If you know any young kids and wish to get them excited about turtles, this is a great program. Kids for Turtles is an organization that works within Simcoe County and in the Muskoka region. Their mission statement is to bring “turtles and children (past and present) together in an organized forum through public outreach and awareness efforts to facilitate a promising future for our environment.” Time to indulge in a cliche: children are our future! Make sure that they are aware of Ontario’s turtle conservation issues, too.
The Kawartha Turtle Trauma Center is a group that is actively involved in rehabilitation of injured or sick turtles. Become a member today! You can volunteer if you live in a nearby region of Peterborough, or support them through donations.
Turtle S.H.E.L.L. Tortue
Turtle SH.E.L.L. Tortue is “a registered Canadian charitable organization dedicated to turtles Safety Habitat Education Long Life”. This group maintains a Turtle Care Center in Rockland, ON and their goal is to “encourage community involvement and to assist educational authorities in developing programs to reach the public and students of all ages”. This site is particularly great because it provides a list of where you can bring injured turtles from anywhere in Ontario.

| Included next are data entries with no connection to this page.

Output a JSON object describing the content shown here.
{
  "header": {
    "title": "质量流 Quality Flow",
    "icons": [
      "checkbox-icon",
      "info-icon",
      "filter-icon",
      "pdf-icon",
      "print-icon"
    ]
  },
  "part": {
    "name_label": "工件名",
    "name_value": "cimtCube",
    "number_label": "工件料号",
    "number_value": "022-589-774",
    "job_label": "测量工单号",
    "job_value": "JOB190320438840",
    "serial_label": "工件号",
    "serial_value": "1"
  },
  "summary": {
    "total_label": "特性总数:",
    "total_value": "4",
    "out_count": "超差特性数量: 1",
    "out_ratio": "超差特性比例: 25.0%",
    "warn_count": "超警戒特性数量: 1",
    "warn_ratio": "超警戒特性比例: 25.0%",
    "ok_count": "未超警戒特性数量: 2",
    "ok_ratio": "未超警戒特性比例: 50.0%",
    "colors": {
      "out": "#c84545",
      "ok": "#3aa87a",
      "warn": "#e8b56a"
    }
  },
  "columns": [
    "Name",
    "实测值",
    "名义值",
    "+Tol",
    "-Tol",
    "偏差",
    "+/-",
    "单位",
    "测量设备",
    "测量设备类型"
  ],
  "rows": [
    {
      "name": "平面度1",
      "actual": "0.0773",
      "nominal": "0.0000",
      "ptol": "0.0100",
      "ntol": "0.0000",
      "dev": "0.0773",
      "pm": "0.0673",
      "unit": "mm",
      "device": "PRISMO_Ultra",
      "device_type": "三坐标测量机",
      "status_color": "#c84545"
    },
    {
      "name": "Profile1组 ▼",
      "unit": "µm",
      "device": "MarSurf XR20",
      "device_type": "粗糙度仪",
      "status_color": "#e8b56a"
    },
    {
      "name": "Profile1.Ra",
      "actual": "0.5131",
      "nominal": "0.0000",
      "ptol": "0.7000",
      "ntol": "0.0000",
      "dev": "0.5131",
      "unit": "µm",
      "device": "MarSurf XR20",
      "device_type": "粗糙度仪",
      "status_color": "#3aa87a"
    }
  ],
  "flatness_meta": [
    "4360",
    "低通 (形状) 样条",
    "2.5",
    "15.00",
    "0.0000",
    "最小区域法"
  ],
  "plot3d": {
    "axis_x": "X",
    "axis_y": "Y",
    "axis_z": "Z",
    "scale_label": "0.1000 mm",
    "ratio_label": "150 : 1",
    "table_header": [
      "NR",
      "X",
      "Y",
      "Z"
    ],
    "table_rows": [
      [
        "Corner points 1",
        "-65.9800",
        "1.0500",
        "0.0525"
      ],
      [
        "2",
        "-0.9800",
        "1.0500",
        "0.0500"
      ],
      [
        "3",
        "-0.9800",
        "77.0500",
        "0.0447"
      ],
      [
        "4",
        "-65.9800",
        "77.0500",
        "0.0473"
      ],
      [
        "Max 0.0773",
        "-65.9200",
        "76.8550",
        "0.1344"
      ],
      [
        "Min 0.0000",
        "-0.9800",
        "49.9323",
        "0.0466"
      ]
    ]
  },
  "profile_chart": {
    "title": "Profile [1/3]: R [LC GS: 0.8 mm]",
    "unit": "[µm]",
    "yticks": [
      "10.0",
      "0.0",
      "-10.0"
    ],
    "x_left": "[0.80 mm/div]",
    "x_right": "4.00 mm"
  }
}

If you are interested in more groups, check out the Canadian Wildlife Service’s Habitat Stewardship Program for Species at Risk in Ontario.
I’m sad, but turtle week has finally come to an end! I hope you guys have enjoyed all my posts, and I really hope that I’ve convinced you that turtles are wonderful little creatures that need our help. Turtles are awesome! I’d be really happy if everyone has come away from this with a new piece of knowledge. As you can see, sometimes the issues affecting conservations are highly complex. Through this week alone, I have gone through several conservation issues, and all of them have varying effects on the species that I have discussed. These conservation issues aren’t mutually exclusive either, as each individual species can be affected by a combination of many. I have talked about many concepts that I really hope you will remember; including habitat fragmentation, habitat loss, global climate change, overexploitation etc. Although I have chosen to focus on Ontario’s species alone, these problems that I have mentioned are prevalent all over the world. It becomes easy to lose hope since we know that we can’t save the whole world by ourselves. However, if we each contributed our little bit to conservation efforts, you’d be surprised as to how far we could go. As one of my T.A.s would say, “Think globally, act locally!”
Why don’t we end off this week with a good-natured turtle dance? 😀
Credit YouTube user: chestercheato